In his novel, “1984,” George Orwell said:
Every record has been destroyed or falsified, every book has been rewritten, every picture has been repainted, every statue and street building has been renamed, every date has been altered…History has stopped. Nothing exists except the endless present in which the party is always right.
Any place where people focus on the state to run other people’s lives, this is the inevitable destination. It is happening in the U.S., and it is happening in once-free Hong Kong.
Workers at the University of Hong Kong (HKU) removed the Tiananmen Massacre monument late on Wednesday night, months after the university said the statue must go.
Think about that: the monument honoring thousands killed and wounded by the Chinese communist “People’s Liberation Army” in its June 4, 1989, attack on freedom rally attendees in Beijing has stood at the Hong Kong university for more than two decades.
It is called The Pillar of Shame.
Imagine being so shameless that you would be part of the crew that tore it down, working behind curtains, at 11 p.m.
Jens Galschiøt’s Pillar of Shame monument has stood on campus for over two decades, though – in October – university authorities demanded its removal amid a crackdown on those commemorating the 1989 massacre.
And Grundy offers another dark aspect of this. According to the sculptor, the statue is not even a “public” statue supported by tax money. If it were, then it would be subject to all the back and forth argumentation that government-run systems create.
Danish artist Jens Galschiøt claims the pillar – a four-meter-high depiction of souls going to Heaven – as his private property.

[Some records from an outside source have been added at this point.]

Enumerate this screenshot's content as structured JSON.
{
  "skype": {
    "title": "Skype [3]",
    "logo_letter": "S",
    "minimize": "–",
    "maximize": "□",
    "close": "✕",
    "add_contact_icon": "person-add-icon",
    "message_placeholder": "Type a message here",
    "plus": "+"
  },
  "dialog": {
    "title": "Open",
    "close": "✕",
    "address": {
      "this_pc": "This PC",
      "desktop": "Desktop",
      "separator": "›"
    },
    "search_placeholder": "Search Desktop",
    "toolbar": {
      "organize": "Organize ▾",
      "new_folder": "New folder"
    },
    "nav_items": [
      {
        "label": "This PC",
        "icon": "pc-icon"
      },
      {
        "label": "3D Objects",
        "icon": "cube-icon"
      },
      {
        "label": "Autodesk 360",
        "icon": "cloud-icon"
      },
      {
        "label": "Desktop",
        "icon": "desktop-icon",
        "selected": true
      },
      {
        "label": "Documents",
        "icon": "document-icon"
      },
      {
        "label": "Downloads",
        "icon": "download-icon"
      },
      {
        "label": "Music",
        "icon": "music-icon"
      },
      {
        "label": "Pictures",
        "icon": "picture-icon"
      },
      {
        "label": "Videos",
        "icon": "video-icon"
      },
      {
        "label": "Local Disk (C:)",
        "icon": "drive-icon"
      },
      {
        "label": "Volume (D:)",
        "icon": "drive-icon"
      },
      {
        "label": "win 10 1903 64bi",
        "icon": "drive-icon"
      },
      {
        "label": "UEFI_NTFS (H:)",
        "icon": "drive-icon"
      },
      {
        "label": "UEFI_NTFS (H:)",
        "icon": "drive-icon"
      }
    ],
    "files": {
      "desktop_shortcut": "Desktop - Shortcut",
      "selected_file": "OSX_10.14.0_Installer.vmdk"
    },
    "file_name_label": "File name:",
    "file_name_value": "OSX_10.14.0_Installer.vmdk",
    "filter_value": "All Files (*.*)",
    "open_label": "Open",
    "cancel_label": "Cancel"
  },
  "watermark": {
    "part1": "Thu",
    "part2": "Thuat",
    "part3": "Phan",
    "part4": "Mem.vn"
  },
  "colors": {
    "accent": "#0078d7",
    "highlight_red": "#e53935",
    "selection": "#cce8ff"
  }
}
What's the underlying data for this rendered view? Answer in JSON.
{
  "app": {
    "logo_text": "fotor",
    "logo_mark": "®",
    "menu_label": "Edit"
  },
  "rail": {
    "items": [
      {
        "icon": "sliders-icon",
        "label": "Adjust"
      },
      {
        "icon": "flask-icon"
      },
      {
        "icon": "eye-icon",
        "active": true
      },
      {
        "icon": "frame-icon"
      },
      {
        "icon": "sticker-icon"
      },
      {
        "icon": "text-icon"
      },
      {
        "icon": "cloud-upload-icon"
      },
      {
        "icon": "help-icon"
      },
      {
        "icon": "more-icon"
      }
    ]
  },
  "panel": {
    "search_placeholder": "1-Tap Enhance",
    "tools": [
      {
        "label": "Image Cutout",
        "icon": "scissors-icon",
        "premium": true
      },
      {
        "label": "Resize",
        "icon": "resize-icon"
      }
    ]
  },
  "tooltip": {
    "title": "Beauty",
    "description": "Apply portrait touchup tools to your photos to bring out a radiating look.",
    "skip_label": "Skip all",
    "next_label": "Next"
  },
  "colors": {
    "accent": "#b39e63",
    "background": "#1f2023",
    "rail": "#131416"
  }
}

In a statement on Thursday, he said: ‘I’m totally shocked that Hong Kong University is currently destroying the Pillar of Shame… It is my private property and the sculpture belongs to me personally… I will claim compensation for any damage to the sculpture.’
So, like the U.S. politicians and their hirelings who care not a whit about privately owned businesses, and will command them to shut down, sending swarms of cops and “officials” to be certain their edicts are observed and abided, the University of Hong Kong completely disregards the private property claim of the man who created the monument.
Collectivism in action: East and West.
The University of Hong Kong has shown utter contempt for the tragedy visited upon innocent people in 1989 and, to add to its perverse embrace of collectivism, it has ruined the private property of the man who created it. As Grundy observes:
Alvin Lum of CitizenNews reported that the university’s ruling body had agreed to that the statue would be demolished amid pressure from Beijing’s local offices.
And, indeed, the noise of rubble could be heard as the shameless employees did their vile work.
The issue of statues being torn down is prevalent around the world, often bringing attention to the so-called “wokeness” of those wanting the statues removed. But, to be slightly fair, in most of those cases, the statues are government-created and government-owned, thus pitting people against each other.
This not only appears to be private property, it memorializes the lives taken by the enemies of private property and self-ownership, the lives ended by the enemies of freedom and free will.
But there could be pushback. Perhaps people in Hong Kong are preparing to make replicas, and pepper them everywhere they can, any time, from now on.
Because the spirit of freedom cannot be extinguished, no matter how much agents of government try to tear it down.